I found an interesting article over on Freelance Switch about some work-life changes introduced by a freelance writer after her holidays – some Post-Summer Resolutions, if you like. The article contains some sound advice for freelance translators who have passed the start-up phase and have moved into the “I-no-longer-need-to-worry-about-starving-and-would-like-to-turn-my-attention-to-actually-being-satisfied” phase.
This rung a bell with me as my time out over the summer made me think hard about the realities of my working day. I felt I was letting my work life encroach on my personal time on a far too regular basis, and I was generally feeling burnt out and unsatisfied. I’d slipped into some unproductive habits and was fed up with spending half my day trawling through my email inbox. I wasn’t quite sure how it had happened, but it wasn’t what I had signed up for. Some translators are perfectly happy to accept these inconveniences as a fact of their working life, but they bothered me enough that I decided to set about identifying what I could do to change them.

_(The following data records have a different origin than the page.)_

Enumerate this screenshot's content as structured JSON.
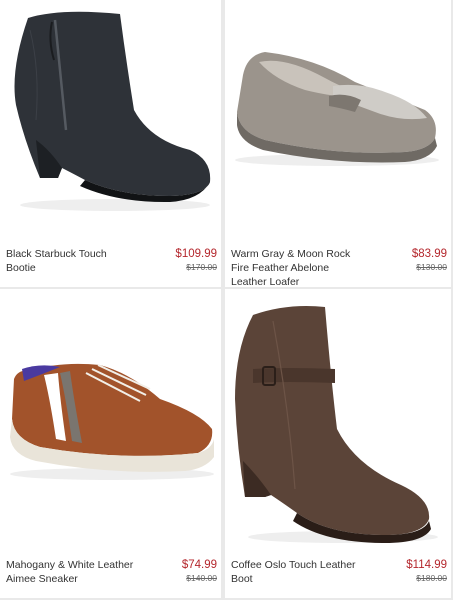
{
  "products": [
    {
      "name": "Black Starbuck Touch Bootie",
      "price": "$109.99",
      "original_price": "$170.00",
      "icon": "black-ankle-bootie"
    },
    {
      "name": "Warm Gray & Moon Rock Fire Feather Abelone Leather Loafer",
      "price": "$83.99",
      "original_price": "$130.00",
      "icon": "gray-leather-loafer"
    },
    {
      "name": "Mahogany & White Leather Aimee Sneaker",
      "price": "$74.99",
      "original_price": "$140.00",
      "icon": "brown-leather-sneaker"
    },
    {
      "name": "Coffee Oslo Touch Leather Boot",
      "price": "$114.99",
      "original_price": "$180.00",
      "icon": "brown-ankle-boot"
    }
  ]
}
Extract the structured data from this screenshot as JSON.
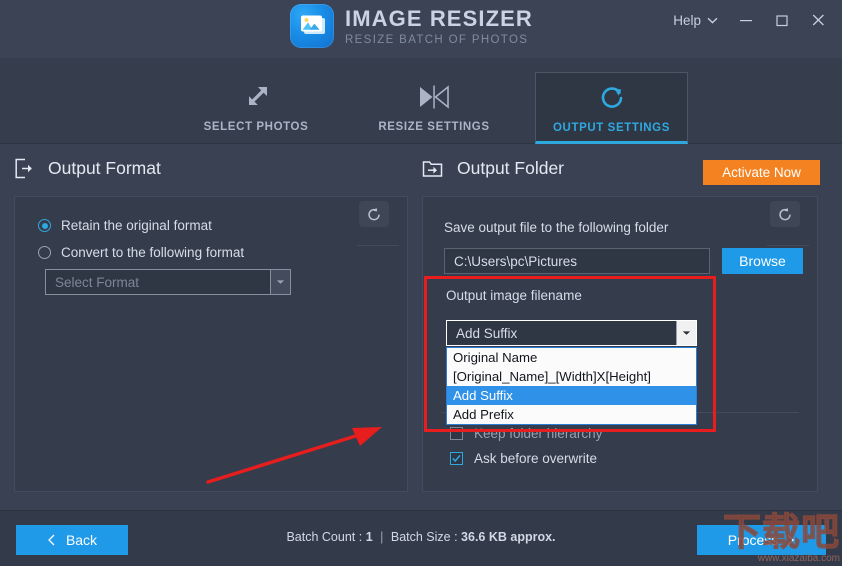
{
  "window": {
    "brand_title": "IMAGE RESIZER",
    "brand_subtitle": "RESIZE BATCH OF PHOTOS",
    "logo_icon": "photos-stack-icon",
    "help_label": "Help",
    "help_caret_icon": "chevron-down-icon",
    "minimize_icon": "minimize-icon",
    "maximize_icon": "maximize-icon",
    "close_icon": "close-icon"
  },
  "tabs": [
    {
      "label": "SELECT PHOTOS",
      "icon": "resize-diagonal-arrows-icon",
      "active": false
    },
    {
      "label": "RESIZE SETTINGS",
      "icon": "mirror-triangles-icon",
      "active": false
    },
    {
      "label": "OUTPUT SETTINGS",
      "icon": "refresh-circle-icon",
      "active": true
    }
  ],
  "activate": {
    "label": "Activate Now",
    "color": "#f58220"
  },
  "output_format": {
    "heading": "Output Format",
    "heading_icon": "export-box-icon",
    "reset_icon": "reset-arrow-icon",
    "options": [
      {
        "label": "Retain the original format",
        "selected": true
      },
      {
        "label": "Convert to the following format",
        "selected": false
      }
    ],
    "format_select": {
      "placeholder": "Select Format",
      "value": "",
      "caret_icon": "caret-down-icon"
    }
  },
  "output_folder": {
    "heading": "Output Folder",
    "heading_icon": "folder-import-icon",
    "reset_icon": "reset-arrow-icon",
    "save_label": "Save output file to the following folder",
    "path_value": "C:\\Users\\pc\\Pictures",
    "browse_label": "Browse",
    "filename_label": "Output image filename",
    "filename_select": {
      "value": "Add Suffix",
      "caret_icon": "caret-down-icon",
      "open": true,
      "options": [
        {
          "label": "Original Name",
          "selected": false
        },
        {
          "label": "[Original_Name]_[Width]X[Height]",
          "selected": false
        },
        {
          "label": "Add Suffix",
          "selected": true
        },
        {
          "label": "Add Prefix",
          "selected": false
        }
      ]
    },
    "checkboxes": [
      {
        "label": "Keep folder hierarchy",
        "checked": false
      },
      {
        "label": "Ask before overwrite",
        "checked": true
      }
    ]
  },
  "annotations": {
    "highlight_color": "#e81e1e",
    "arrow_icon": "red-pointer-arrow"
  },
  "footer": {
    "back_label": "Back",
    "back_icon": "chevron-left-icon",
    "batch_count_label": "Batch Count :",
    "batch_count_value": "1",
    "separator": "|",
    "batch_size_label": "Batch Size :",
    "batch_size_value": "36.6 KB approx.",
    "process_label": "Process",
    "process_icon": "chevron-right-icon"
  },
  "watermark": {
    "text_cn": "下载吧",
    "url": "www.xiazaiba.com"
  }
}
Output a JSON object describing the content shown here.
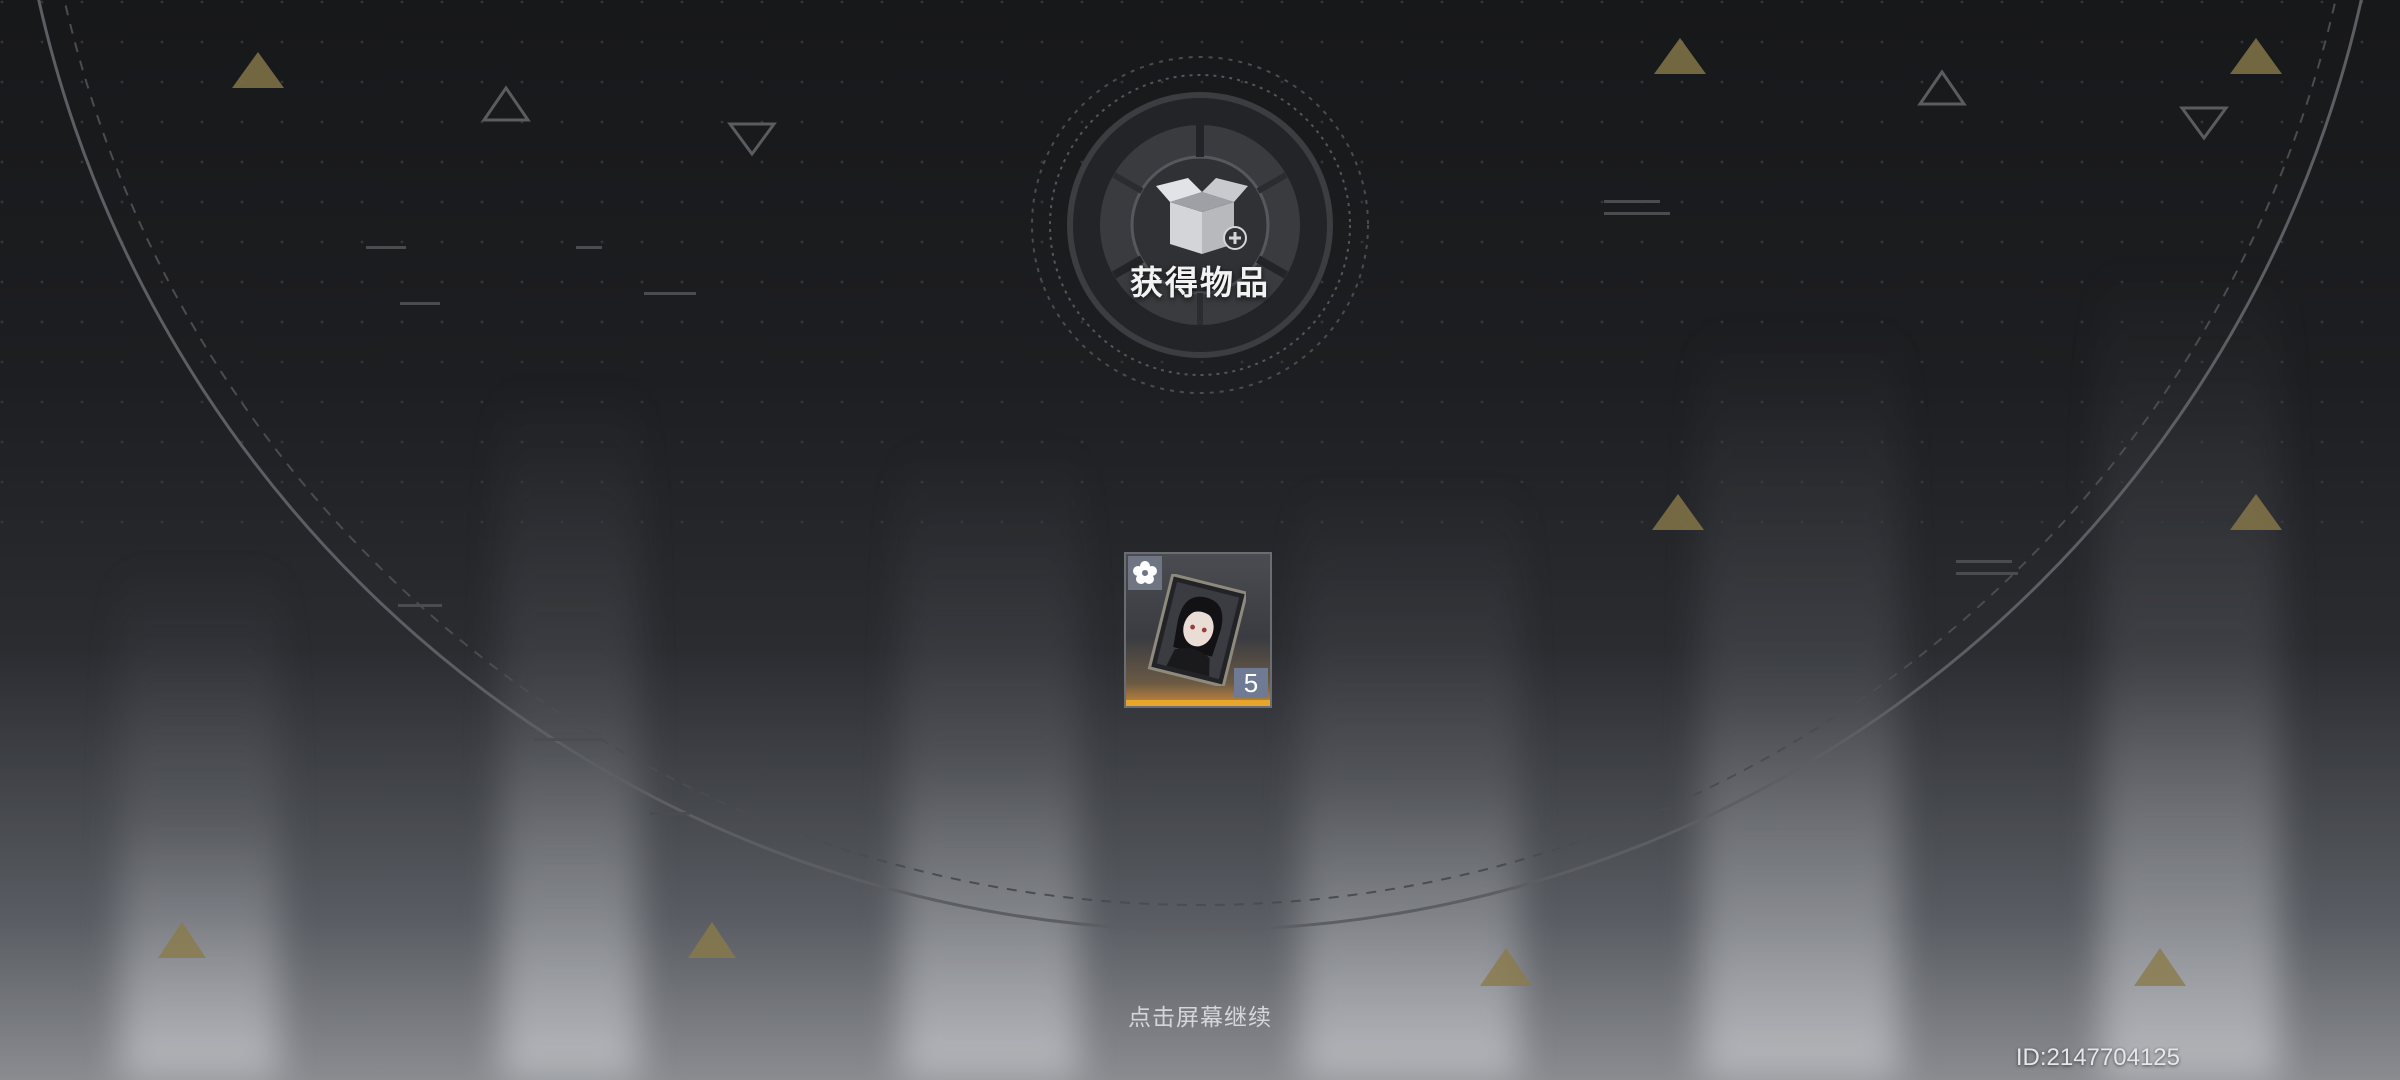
{
  "reward_screen": {
    "title": "获得物品",
    "emblem_icon": "box-plus-icon",
    "continue_hint": "点击屏幕继续",
    "player_id_label": "ID:2147704125"
  },
  "items": [
    {
      "name": "character-portrait-card",
      "type_icon": "flower-icon",
      "count": "5",
      "rarity_color": "#e7a52a"
    }
  ],
  "colors": {
    "accent_gold": "#8a7a4a",
    "rarity_bar": "#e7a52a",
    "count_badge": "#6f7a94"
  }
}
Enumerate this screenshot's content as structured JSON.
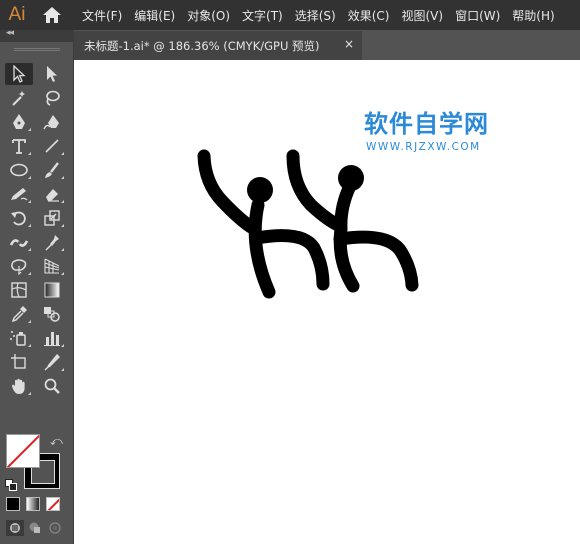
{
  "app": {
    "logo": "Ai"
  },
  "menu": {
    "items": [
      "文件(F)",
      "编辑(E)",
      "对象(O)",
      "文字(T)",
      "选择(S)",
      "效果(C)",
      "视图(V)",
      "窗口(W)",
      "帮助(H)"
    ]
  },
  "document": {
    "tab_title": "未标题-1.ai* @ 186.36% (CMYK/GPU 预览)",
    "close_glyph": "×"
  },
  "toolbar": {
    "collapse_glyph": "◂◂",
    "tools": [
      "selection-tool",
      "direct-selection-tool",
      "magic-wand-tool",
      "lasso-tool",
      "pen-tool",
      "curvature-tool",
      "type-tool",
      "line-segment-tool",
      "ellipse-tool",
      "paintbrush-tool",
      "pencil-tool",
      "eraser-tool",
      "rotate-tool",
      "scale-tool",
      "width-tool",
      "puppet-warp-tool",
      "free-transform-tool",
      "perspective-grid-tool",
      "mesh-tool",
      "gradient-tool",
      "eyedropper-tool",
      "blend-tool",
      "symbol-sprayer-tool",
      "column-graph-tool",
      "artboard-tool",
      "slice-tool",
      "hand-tool",
      "zoom-tool"
    ],
    "fill": "none",
    "stroke": "#000000",
    "swap_glyph": "⤺"
  },
  "watermark": {
    "title": "软件自学网",
    "url": "WWW.RJZXW.COM",
    "color": "#2a8ad8"
  },
  "colors": {
    "menubar_bg": "#323232",
    "panel_bg": "#535353",
    "tab_bg": "#434343",
    "canvas_bg": "#ffffff",
    "logo": "#d9883a",
    "artwork_stroke": "#000000"
  }
}
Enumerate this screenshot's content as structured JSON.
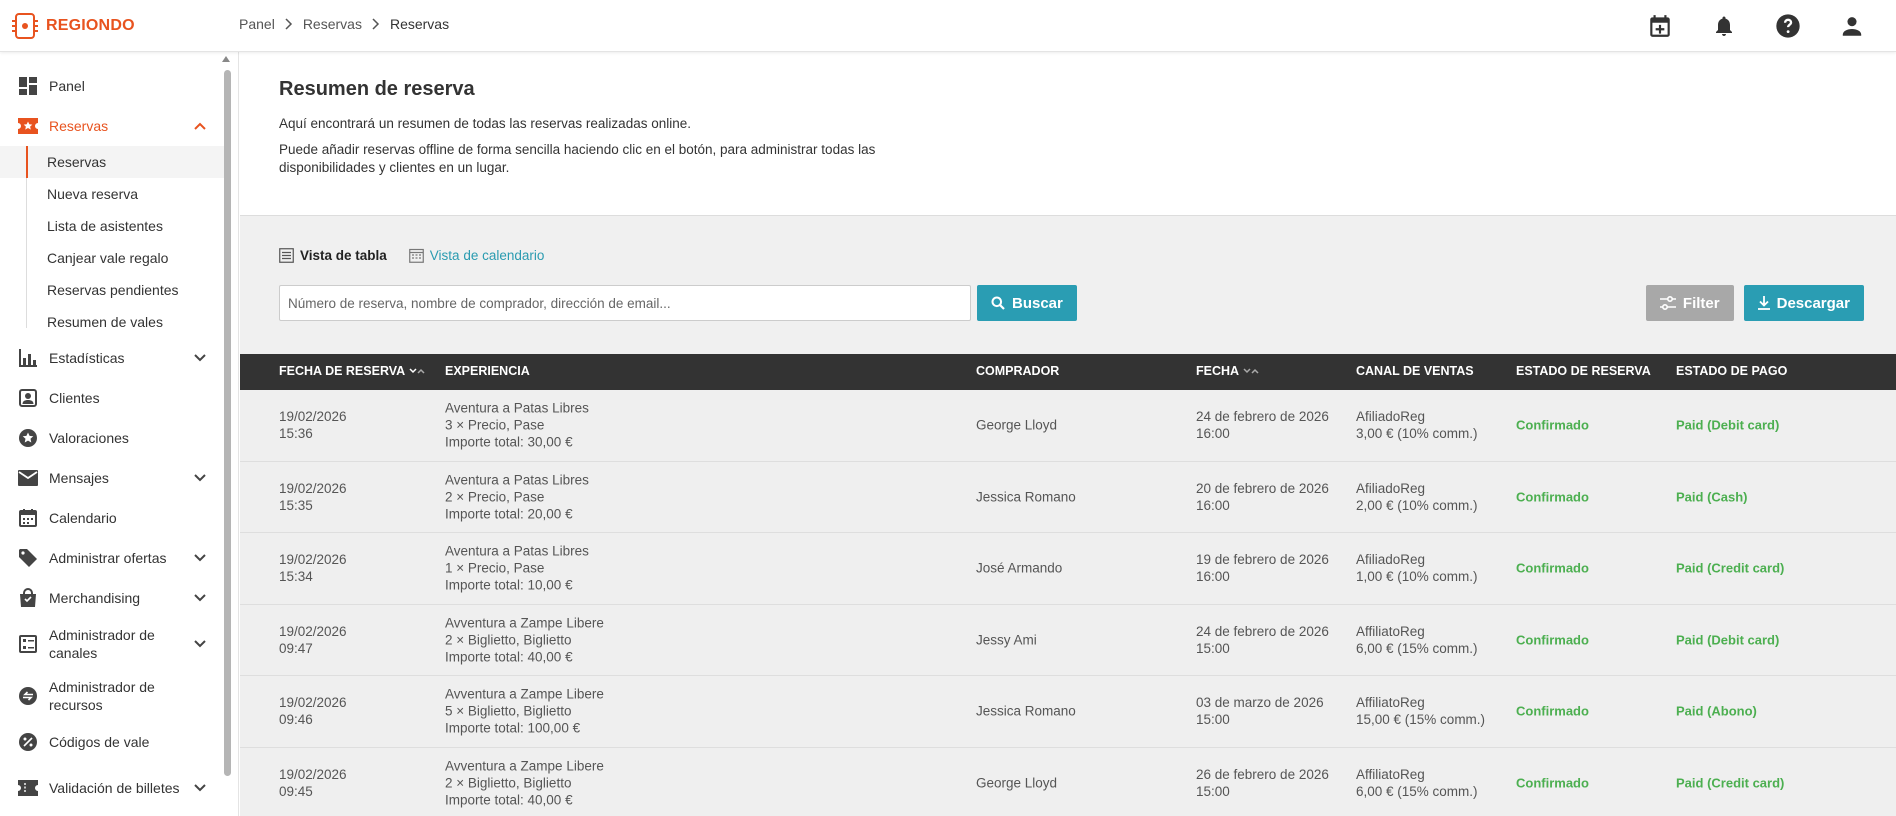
{
  "brand": {
    "name": "REGIONDO",
    "accent": "#e8531f",
    "teal": "#2a9db3",
    "success": "#4caf50"
  },
  "breadcrumb": [
    "Panel",
    "Reservas",
    "Reservas"
  ],
  "top_icons": [
    "calendar-add-icon",
    "bell-icon",
    "help-icon",
    "user-icon"
  ],
  "sidebar": {
    "items": [
      {
        "label": "Panel",
        "icon": "dashboard-icon"
      },
      {
        "label": "Reservas",
        "icon": "ticket-star-icon",
        "expanded": true,
        "active": true,
        "sub": [
          "Reservas",
          "Nueva reserva",
          "Lista de asistentes",
          "Canjear vale regalo",
          "Reservas pendientes",
          "Resumen de vales"
        ]
      },
      {
        "label": "Estadísticas",
        "icon": "bar-chart-icon",
        "chevron": true
      },
      {
        "label": "Clientes",
        "icon": "person-card-icon"
      },
      {
        "label": "Valoraciones",
        "icon": "star-circle-icon"
      },
      {
        "label": "Mensajes",
        "icon": "mail-icon",
        "chevron": true
      },
      {
        "label": "Calendario",
        "icon": "calendar-icon"
      },
      {
        "label": "Administrar ofertas",
        "icon": "tag-icon",
        "chevron": true
      },
      {
        "label": "Merchandising",
        "icon": "shopping-bag-icon",
        "chevron": true
      },
      {
        "label": "Administrador de canales",
        "icon": "channels-icon",
        "chevron": true
      },
      {
        "label": "Administrador de recursos",
        "icon": "resources-icon"
      },
      {
        "label": "Códigos de vale",
        "icon": "percent-icon"
      },
      {
        "label": "Validación de billetes",
        "icon": "ticket-icon",
        "chevron": true
      }
    ]
  },
  "intro": {
    "title": "Resumen de reserva",
    "line1": "Aquí encontrará un resumen de todas las reservas realizadas online.",
    "line2": "Puede añadir reservas offline de forma sencilla haciendo clic en el botón, para administrar todas las disponibilidades y clientes en un lugar."
  },
  "views": {
    "table": "Vista de tabla",
    "calendar": "Vista de calendario"
  },
  "search": {
    "placeholder": "Número de reserva, nombre de comprador, dirección de email...",
    "value": "",
    "button": "Buscar"
  },
  "actions": {
    "filter": "Filter",
    "download": "Descargar"
  },
  "table": {
    "columns": [
      "FECHA DE RESERVA",
      "EXPERIENCIA",
      "COMPRADOR",
      "FECHA",
      "CANAL DE VENTAS",
      "ESTADO DE RESERVA",
      "ESTADO DE PAGO"
    ],
    "rows": [
      {
        "booked_date": "19/02/2026",
        "booked_time": "15:36",
        "exp_title": "Aventura a Patas Libres",
        "exp_detail": "3 × Precio, Pase",
        "exp_total": "Importe total: 30,00 €",
        "buyer": "George Lloyd",
        "date": "24 de febrero de 2026",
        "time": "16:00",
        "channel": "AfiliadoReg",
        "commission": "3,00 € (10% comm.)",
        "status": "Confirmado",
        "payment": "Paid (Debit card)"
      },
      {
        "booked_date": "19/02/2026",
        "booked_time": "15:35",
        "exp_title": "Aventura a Patas Libres",
        "exp_detail": "2 × Precio, Pase",
        "exp_total": "Importe total: 20,00 €",
        "buyer": "Jessica Romano",
        "date": "20 de febrero de 2026",
        "time": "16:00",
        "channel": "AfiliadoReg",
        "commission": "2,00 € (10% comm.)",
        "status": "Confirmado",
        "payment": "Paid (Cash)"
      },
      {
        "booked_date": "19/02/2026",
        "booked_time": "15:34",
        "exp_title": "Aventura a Patas Libres",
        "exp_detail": "1 × Precio, Pase",
        "exp_total": "Importe total: 10,00 €",
        "buyer": "José Armando",
        "date": "19 de febrero de 2026",
        "time": "16:00",
        "channel": "AfiliadoReg",
        "commission": "1,00 € (10% comm.)",
        "status": "Confirmado",
        "payment": "Paid (Credit card)"
      },
      {
        "booked_date": "19/02/2026",
        "booked_time": "09:47",
        "exp_title": "Avventura a Zampe Libere",
        "exp_detail": "2 × Biglietto, Biglietto",
        "exp_total": "Importe total: 40,00 €",
        "buyer": "Jessy Ami",
        "date": "24 de febrero de 2026",
        "time": "15:00",
        "channel": "AffiliatoReg",
        "commission": "6,00 € (15% comm.)",
        "status": "Confirmado",
        "payment": "Paid (Debit card)"
      },
      {
        "booked_date": "19/02/2026",
        "booked_time": "09:46",
        "exp_title": "Avventura a Zampe Libere",
        "exp_detail": "5 × Biglietto, Biglietto",
        "exp_total": "Importe total: 100,00 €",
        "buyer": "Jessica Romano",
        "date": "03 de marzo de 2026",
        "time": "15:00",
        "channel": "AffiliatoReg",
        "commission": "15,00 € (15% comm.)",
        "status": "Confirmado",
        "payment": "Paid (Abono)"
      },
      {
        "booked_date": "19/02/2026",
        "booked_time": "09:45",
        "exp_title": "Avventura a Zampe Libere",
        "exp_detail": "2 × Biglietto, Biglietto",
        "exp_total": "Importe total: 40,00 €",
        "buyer": "George Lloyd",
        "date": "26 de febrero de 2026",
        "time": "15:00",
        "channel": "AffiliatoReg",
        "commission": "6,00 € (15% comm.)",
        "status": "Confirmado",
        "payment": "Paid (Credit card)"
      }
    ]
  }
}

So I’ve been trialling some changes in my working life over the past couple of weeks, to mixed success. For example, one new habit I tried to form was to write more regularly to this blog – a quick glance at October’s very sparse archive will tell you how well that’s gone down. Another new habit was to answer my emails the day after they came in (excluding work offers). This was so I could start each day with a “closed” list of emails, an idea picked up from this book. After a few hiccups, I found this suits me particularly well. I feel a lot less overwhelmed when I can see that the end is in sight, and I can make better decisions on what really needs a response after a good night’s sleep. Finally, I took a second shot at that old chestnut of productivity systems, Getting Things Done. (The jury’s till out on that one.)
In addition to all this, it was pretty clear that I needed to change my client mix in order to ensure I was focussing on the kind of work I really wanted. As I mentioned above, I’m beyond the stage where my primary concern is keeping the wolves from the door. I need to think seriously about positioning myself for the next stage of my career. Attracting clients is one thing, but making the time to pursue and retain them is another. So I set about pruning my existing client list.
By being clear on my priorities, I found that I was able to naturally pass some clients on to colleagues, by virtue of always being busy when the kind of jobs come through that take me down a path I don’t necessarily want to be on. I also raised my rates, which rang in another little bit of desirable churn. Of course, I’d love to take a leaf out of my accountant’s book and raise my rates by 50%, but that wasn’t quite the degree of churn I was after this time around (who knows, maybe next year ;)). I’m sure that to many people the fact that I can afford to turn down work may seem like a luxury. But it doesn’t have to be – even when I first started up, I was selective about the kind of work I took on. It’s paid off in the past and I’m hoping it will do so again.
I’m some way off achieving the kind of working day I’ve set out to create for myself. In fact, I expect it will take several months more while I run through a tedious process of trial and error, shuffling my client mix and trying new working processes. But only a freelance career would give me the freedom to even try to achieve this.
As somebody once said when speaking about their freelance career, “…with great power comes great responsibility. This is my gift, my curse.” Indeed!